Memory also said her love and knowledge of her ancestors deepened as she spent time researching them.

Despite having submitted over 15,000 of her ancestors' names, Memory still feels she has a long way to go and encourages those who haven’t started, to get going.

“Start by writing down information about your present family and work your way back to your grandparents and their children and then move on to your great grandparents and their children and so forth,” she said. “Ask family members for the names of those who have passed, where they lived, and their birth and death date.”

Memory currently spends hours adding information from notebooks, pages of pedigree charts, and group records onto FamilySearch.

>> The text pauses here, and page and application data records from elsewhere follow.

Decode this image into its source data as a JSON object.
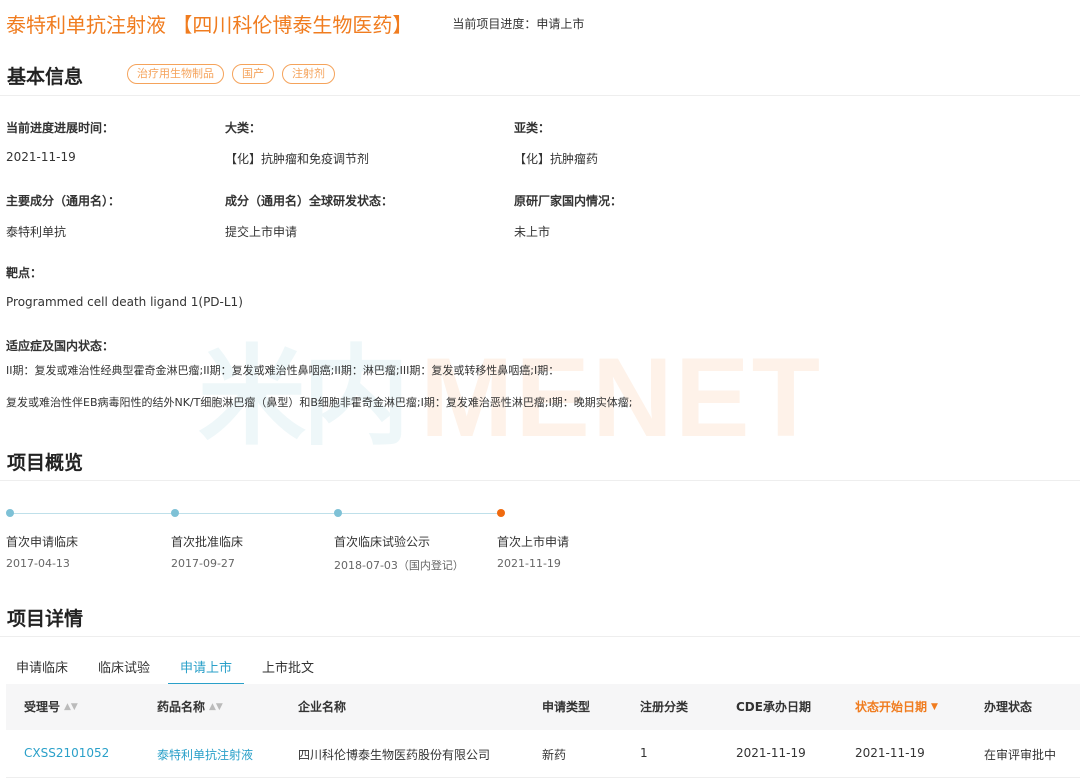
{
  "header": {
    "drug_title": "泰特利单抗注射液 【四川科伦博泰生物医药】",
    "progress_label": "当前项目进度：申请上市"
  },
  "watermark": {
    "cn": "米内",
    "en": "MENET"
  },
  "basic_info": {
    "title": "基本信息",
    "tags": [
      "治疗用生物制品",
      "国产",
      "注射剂"
    ],
    "fields": {
      "progress_time": {
        "label": "当前进度进展时间：",
        "value": "2021-11-19"
      },
      "category": {
        "label": "大类：",
        "value": "【化】抗肿瘤和免疫调节剂"
      },
      "subcategory": {
        "label": "亚类：",
        "value": "【化】抗肿瘤药"
      },
      "main_ingredient": {
        "label": "主要成分（通用名）：",
        "value": "泰特利单抗"
      },
      "global_status": {
        "label": "成分（通用名）全球研发状态：",
        "value": "提交上市申请"
      },
      "originator_domestic": {
        "label": "原研厂家国内情况：",
        "value": "未上市"
      },
      "target": {
        "label": "靶点：",
        "value": "Programmed cell death ligand 1(PD-L1)"
      },
      "indications": {
        "label": "适应症及国内状态：",
        "line1": "II期：复发或难治性经典型霍奇金淋巴瘤;II期：复发或难治性鼻咽癌;II期：淋巴瘤;III期：复发或转移性鼻咽癌;I期：",
        "line2": "复发或难治性伴EB病毒阳性的结外NK/T细胞淋巴瘤（鼻型）和B细胞非霍奇金淋巴瘤;I期：复发难治恶性淋巴瘤;I期：晚期实体瘤;"
      }
    }
  },
  "overview": {
    "title": "项目概览",
    "timeline": [
      {
        "title": "首次申请临床",
        "date": "2017-04-13"
      },
      {
        "title": "首次批准临床",
        "date": "2017-09-27"
      },
      {
        "title": "首次临床试验公示",
        "date": "2018-07-03（国内登记）"
      },
      {
        "title": "首次上市申请",
        "date": "2021-11-19"
      }
    ]
  },
  "details": {
    "title": "项目详情",
    "tabs": [
      "申请临床",
      "临床试验",
      "申请上市",
      "上市批文"
    ],
    "active_tab": "申请上市",
    "columns": [
      "受理号",
      "药品名称",
      "企业名称",
      "申请类型",
      "注册分类",
      "CDE承办日期",
      "状态开始日期",
      "办理状态"
    ],
    "rows": [
      {
        "accept_no": "CXSS2101052",
        "drug_name": "泰特利单抗注射液",
        "company": "四川科伦博泰生物医药股份有限公司",
        "apply_type": "新药",
        "reg_class": "1",
        "cde_date": "2021-11-19",
        "status_date": "2021-11-19",
        "status": "在审评审批中"
      }
    ]
  },
  "colors": {
    "accent_orange": "#f07c1f",
    "link_blue": "#2aa0c9",
    "timeline_dot": "#7ec1d6",
    "timeline_active": "#f06a0e",
    "tag_border": "#f5a35b"
  }
}
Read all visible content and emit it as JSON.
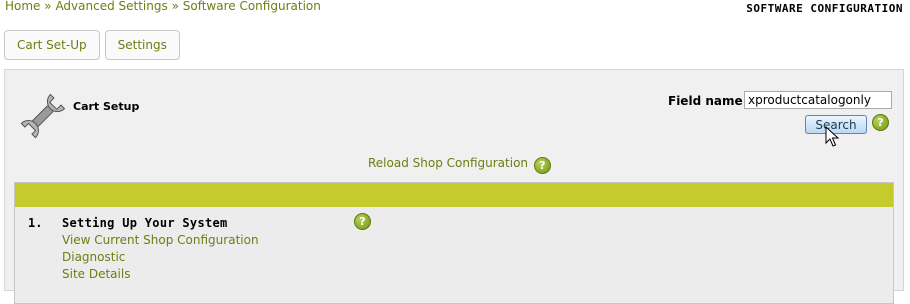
{
  "breadcrumb": {
    "items": [
      "Home",
      "Advanced Settings",
      "Software Configuration"
    ],
    "separator": "»"
  },
  "page_heading": "SOFTWARE CONFIGURATION",
  "tabs": [
    {
      "label": "Cart Set-Up"
    },
    {
      "label": "Settings"
    }
  ],
  "panel": {
    "title": "Cart Setup",
    "icon": "wrench-icon",
    "field_name_label": "Field name",
    "field_name_value": "xproductcatalogonly",
    "search_label": "Search",
    "reload_label": "Reload Shop Configuration"
  },
  "section": {
    "number": "1.",
    "title": "Setting Up Your System",
    "links": [
      "View Current Shop Configuration",
      "Diagnostic",
      "Site Details"
    ]
  },
  "colors": {
    "link": "#6b7f12",
    "header_bar": "#c5cb2d",
    "help_icon": "#8fb326"
  }
}
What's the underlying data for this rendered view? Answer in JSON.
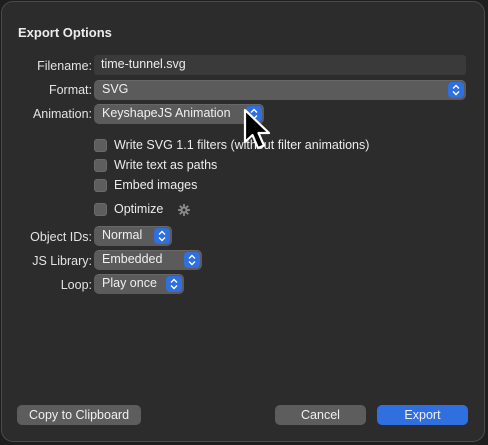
{
  "dialog": {
    "title": "Export Options"
  },
  "form": {
    "filename_label": "Filename:",
    "filename_value": "time-tunnel.svg",
    "format_label": "Format:",
    "format_value": "SVG",
    "animation_label": "Animation:",
    "animation_value": "KeyshapeJS Animation",
    "options": [
      {
        "label": "Write SVG 1.1 filters (without filter animations)",
        "checked": false
      },
      {
        "label": "Write text as paths",
        "checked": false
      },
      {
        "label": "Embed images",
        "checked": false
      },
      {
        "label": "Optimize",
        "checked": false
      }
    ],
    "object_ids_label": "Object IDs:",
    "object_ids_value": "Normal",
    "js_library_label": "JS Library:",
    "js_library_value": "Embedded",
    "loop_label": "Loop:",
    "loop_value": "Play once"
  },
  "footer": {
    "copy_label": "Copy to Clipboard",
    "cancel_label": "Cancel",
    "export_label": "Export"
  },
  "colors": {
    "accent": "#2f6fe0",
    "background": "#2c2c2c",
    "control": "#5b5b5b"
  },
  "icons": {
    "stepper": "up-down-chevron-icon",
    "optimize_settings": "gear-icon",
    "pointer": "mouse-pointer-icon"
  }
}
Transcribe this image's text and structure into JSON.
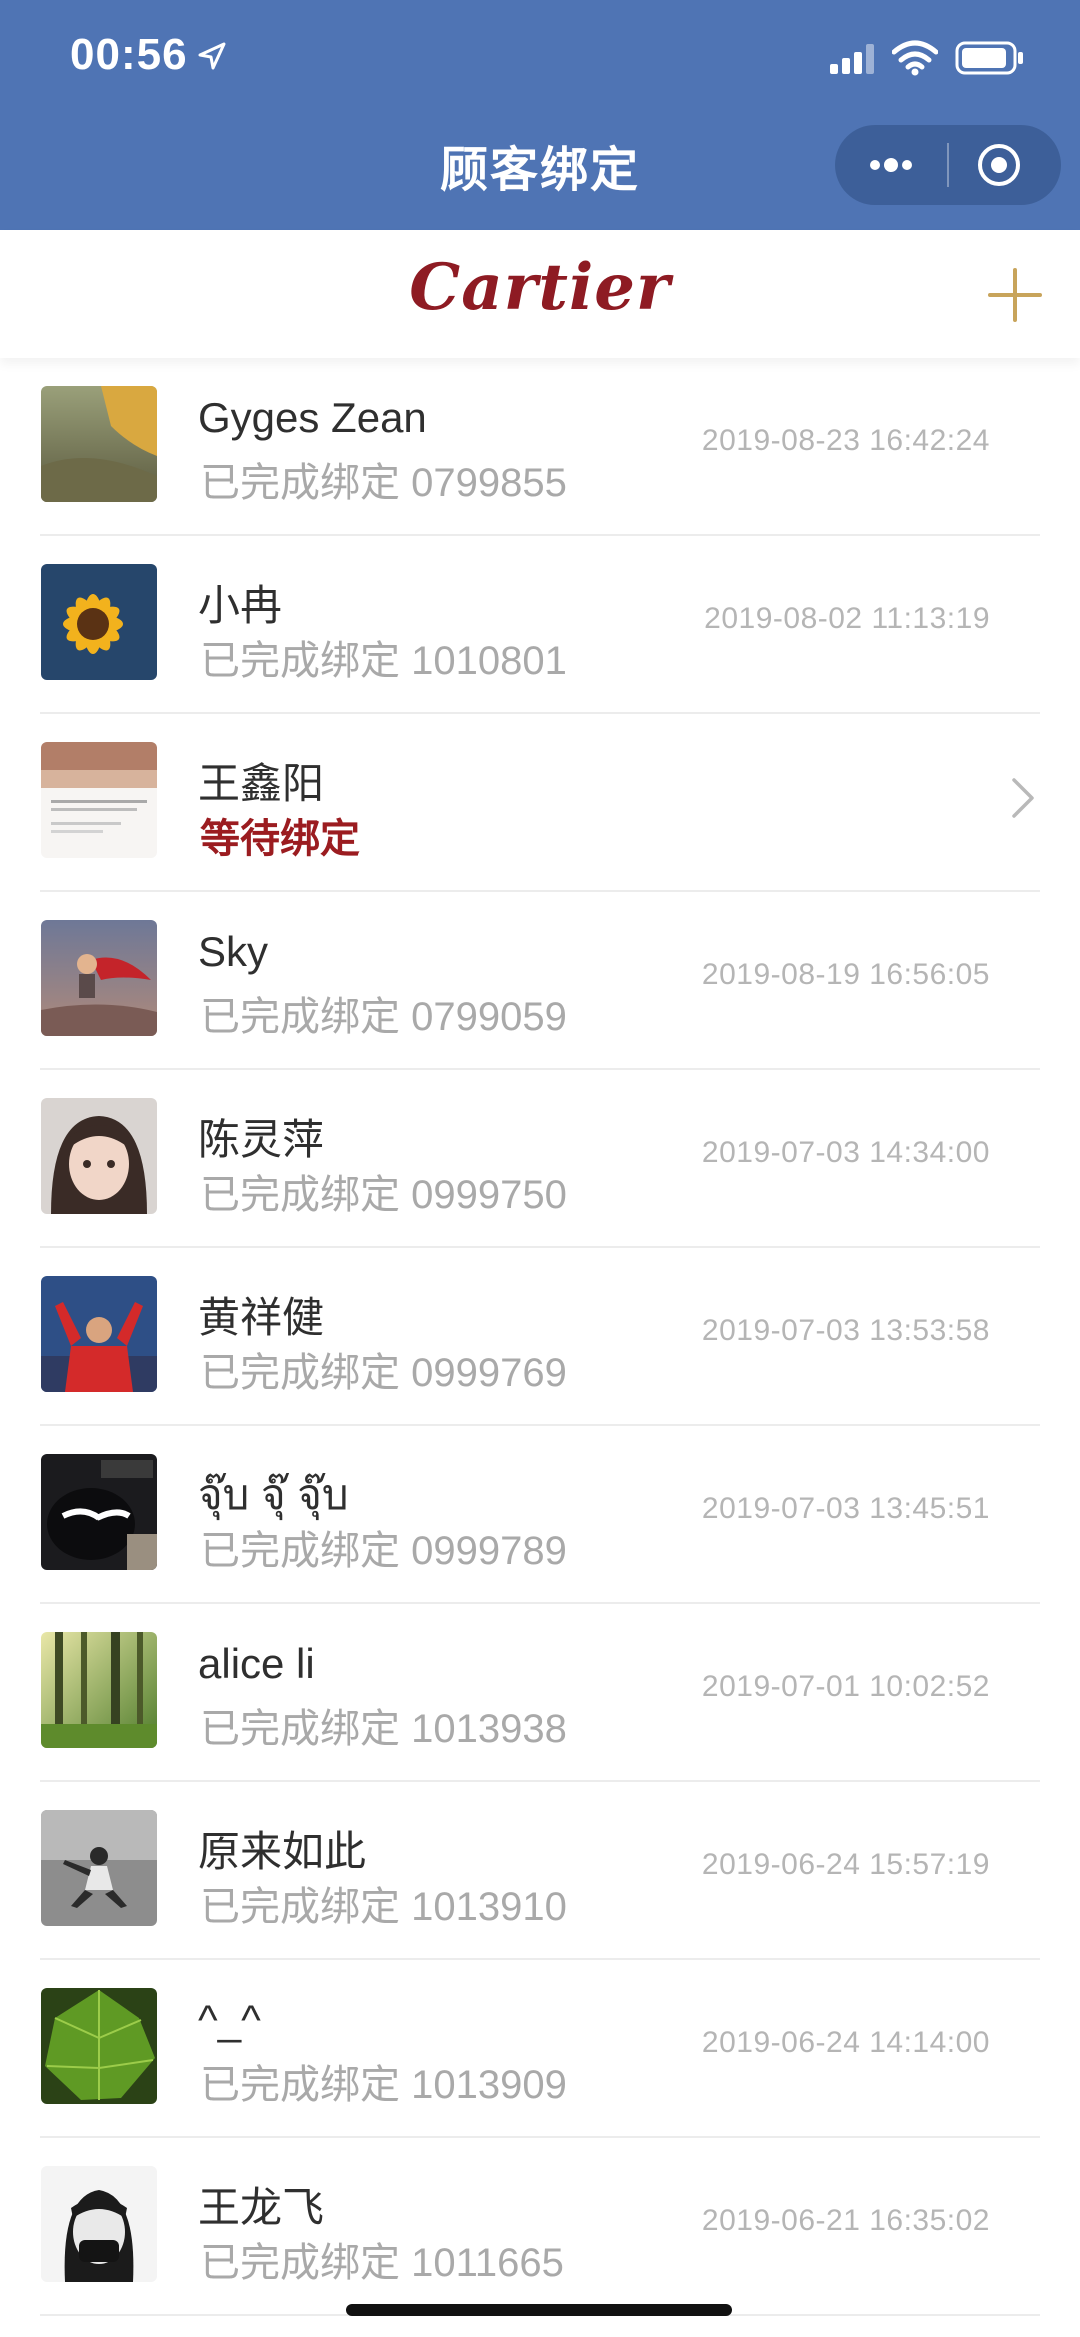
{
  "status_bar": {
    "time": "00:56"
  },
  "nav": {
    "title": "顾客绑定"
  },
  "brand": {
    "logo_text": "Cartier",
    "accent": "#c8a45b",
    "brand_red": "#8e1b23"
  },
  "customers": [
    {
      "name": "Gyges Zean",
      "status": "已完成绑定 0799855",
      "datetime": "2019-08-23 16:42:24",
      "pending": false,
      "avatar": "landscape-hat"
    },
    {
      "name": "小冉",
      "status": "已完成绑定 1010801",
      "datetime": "2019-08-02 11:13:19",
      "pending": false,
      "avatar": "sunflower"
    },
    {
      "name": "王鑫阳",
      "status": "等待绑定",
      "datetime": "",
      "pending": true,
      "avatar": "text-sunset"
    },
    {
      "name": "Sky",
      "status": "已完成绑定 0799059",
      "datetime": "2019-08-19 16:56:05",
      "pending": false,
      "avatar": "child-red-cape"
    },
    {
      "name": "陈灵萍",
      "status": "已完成绑定 0999750",
      "datetime": "2019-07-03 14:34:00",
      "pending": false,
      "avatar": "girl-portrait"
    },
    {
      "name": "黄祥健",
      "status": "已完成绑定 0999769",
      "datetime": "2019-07-03 13:53:58",
      "pending": false,
      "avatar": "footballer"
    },
    {
      "name": "จุ๊บ จุ๊ จุ๊บ",
      "status": "已完成绑定 0999789",
      "datetime": "2019-07-03 13:45:51",
      "pending": false,
      "avatar": "cartoon-dark"
    },
    {
      "name": "alice li",
      "status": "已完成绑定 1013938",
      "datetime": "2019-07-01 10:02:52",
      "pending": false,
      "avatar": "forest"
    },
    {
      "name": "原来如此",
      "status": "已完成绑定 1013910",
      "datetime": "2019-06-24 15:57:19",
      "pending": false,
      "avatar": "bw-figure"
    },
    {
      "name": "^_^",
      "status": "已完成绑定 1013909",
      "datetime": "2019-06-24 14:14:00",
      "pending": false,
      "avatar": "green-leaf"
    },
    {
      "name": "王龙飞",
      "status": "已完成绑定 1011665",
      "datetime": "2019-06-21 16:35:02",
      "pending": false,
      "avatar": "masked-sketch"
    }
  ]
}
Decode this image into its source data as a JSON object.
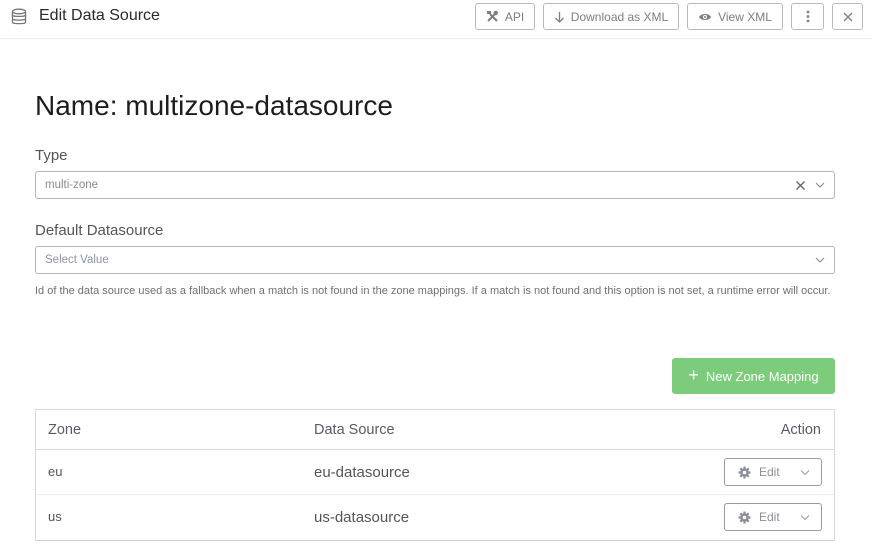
{
  "header": {
    "title": "Edit Data Source",
    "icon": "database-icon",
    "buttons": {
      "api": "API",
      "download": "Download as XML",
      "view": "View XML"
    }
  },
  "page": {
    "title": "Name: multizone-datasource"
  },
  "form": {
    "type": {
      "label": "Type",
      "value": "multi-zone"
    },
    "default_datasource": {
      "label": "Default Datasource",
      "placeholder": "Select Value",
      "help": "Id of the data source used as a fallback when a match is not found in the zone mappings. If a match is not found and this option is not set, a runtime error will occur."
    }
  },
  "new_mapping_button": "New Zone Mapping",
  "colors": {
    "accent_green": "#7ccc7c"
  },
  "table": {
    "columns": [
      "Zone",
      "Data Source",
      "Action"
    ],
    "rows": [
      {
        "zone": "eu",
        "data_source": "eu-datasource",
        "action": "Edit"
      },
      {
        "zone": "us",
        "data_source": "us-datasource",
        "action": "Edit"
      }
    ]
  }
}
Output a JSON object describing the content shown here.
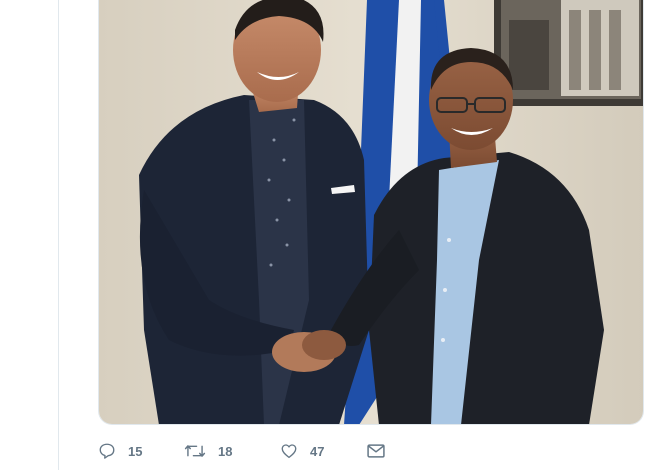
{
  "tweet": {
    "photo": {
      "alt": ""
    },
    "actions": {
      "reply": {
        "icon": "reply-icon",
        "count": "15"
      },
      "retweet": {
        "icon": "retweet-icon",
        "count": "18"
      },
      "like": {
        "icon": "heart-icon",
        "count": "47"
      },
      "message": {
        "icon": "envelope-icon"
      }
    }
  },
  "colors": {
    "icon_gray": "#657786",
    "border": "#e1e8ed",
    "flag_blue": "#1f4fa8",
    "wall": "#ddd6c7"
  }
}
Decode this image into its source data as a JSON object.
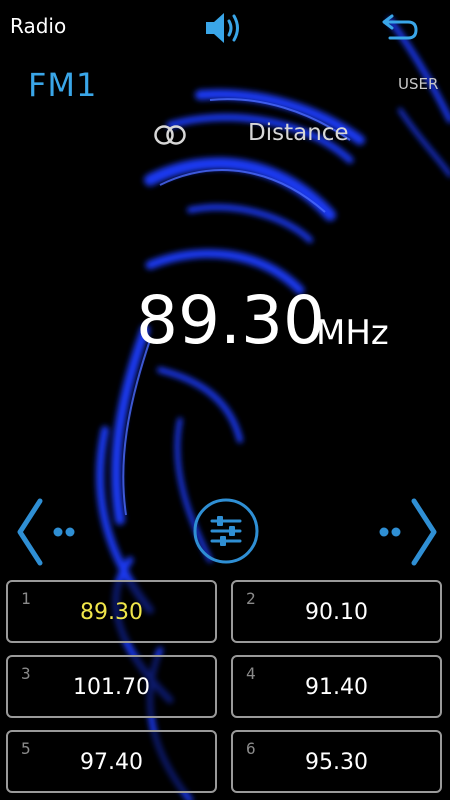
{
  "header": {
    "title": "Radio",
    "volume_icon": "speaker-volume-icon",
    "back_icon": "back-arrow-icon"
  },
  "band": {
    "label": "FM1",
    "mode": "USER"
  },
  "status": {
    "stereo_icon": "stereo-rings-icon",
    "distance_label": "Distance"
  },
  "tuner": {
    "frequency": "89.30",
    "unit": "MHz"
  },
  "controls": {
    "prev_icon": "chevron-left-icon",
    "next_icon": "chevron-right-icon",
    "eq_icon": "equalizer-sliders-icon"
  },
  "presets": [
    {
      "number": "1",
      "frequency": "89.30",
      "active": true
    },
    {
      "number": "2",
      "frequency": "90.10",
      "active": false
    },
    {
      "number": "3",
      "frequency": "101.70",
      "active": false
    },
    {
      "number": "4",
      "frequency": "91.40",
      "active": false
    },
    {
      "number": "5",
      "frequency": "97.40",
      "active": false
    },
    {
      "number": "6",
      "frequency": "95.30",
      "active": false
    }
  ],
  "colors": {
    "accent": "#3aa6e8",
    "active_preset": "#f0e64a",
    "background_glow": "#1e3cff"
  }
}
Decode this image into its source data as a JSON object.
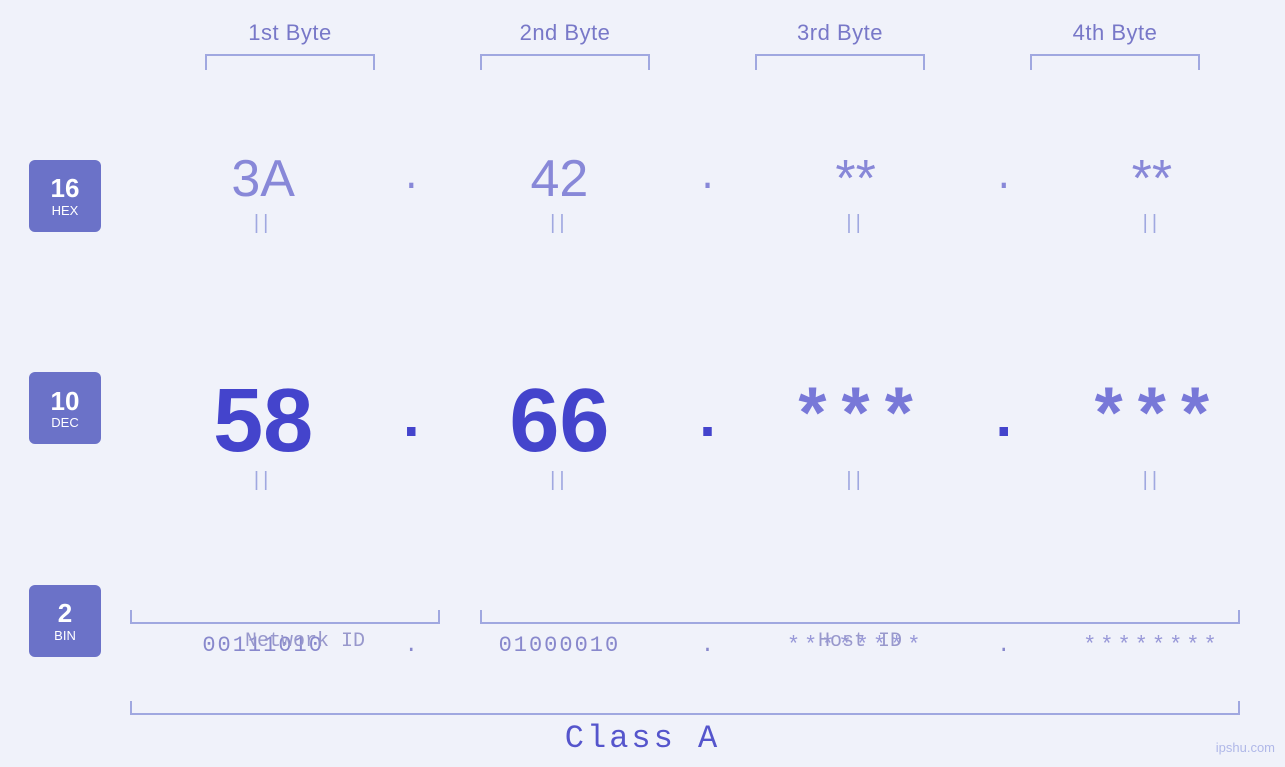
{
  "byteLabels": [
    "1st Byte",
    "2nd Byte",
    "3rd Byte",
    "4th Byte"
  ],
  "bases": [
    {
      "num": "16",
      "name": "HEX"
    },
    {
      "num": "10",
      "name": "DEC"
    },
    {
      "num": "2",
      "name": "BIN"
    }
  ],
  "hexRow": {
    "values": [
      "3A",
      "42",
      "**",
      "**"
    ],
    "dots": [
      ".",
      ".",
      ".",
      ""
    ]
  },
  "decRow": {
    "values": [
      "58",
      "66",
      "***",
      "***"
    ],
    "dots": [
      ".",
      ".",
      ".",
      ""
    ]
  },
  "binRow": {
    "values": [
      "00111010",
      "01000010",
      "********",
      "********"
    ],
    "dots": [
      ".",
      ".",
      ".",
      ""
    ]
  },
  "separator": "||",
  "labels": {
    "networkId": "Network ID",
    "hostId": "Host ID",
    "classA": "Class A"
  },
  "watermark": "ipshu.com"
}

Having laid a firm groundwork, her children Stephen James Smith, Louise Smith, and Lizanne Ellis, are keeping the family history ball rolling. Stephen is a Ward and Family History Leader in Cape Town, Louise is a Ward Historian in Centurion, Pretoria, and Lizanne Is a Ward Temple and Family History Consultant in Auckland, New Zealand.

Memory went on to articulate how accessible Family History has become.

“It’s now at the tip of our fingers. Whether on cell phones or computers, it’s an invaluable blessing from our Heavenly Father. The gathering is indeed in progress, as we have been encouraged more recently by President Russell M. Nelson,” she concluded.

Family history is discovering, gathering, and preserving information and stories about family members who passed on, as well as taking their names to the temple to perform saving ordinances.

FamilySearch is a free service available to everyone regardless of their tradition, culture, or religious affiliation. can be accessed on the website and mobile app.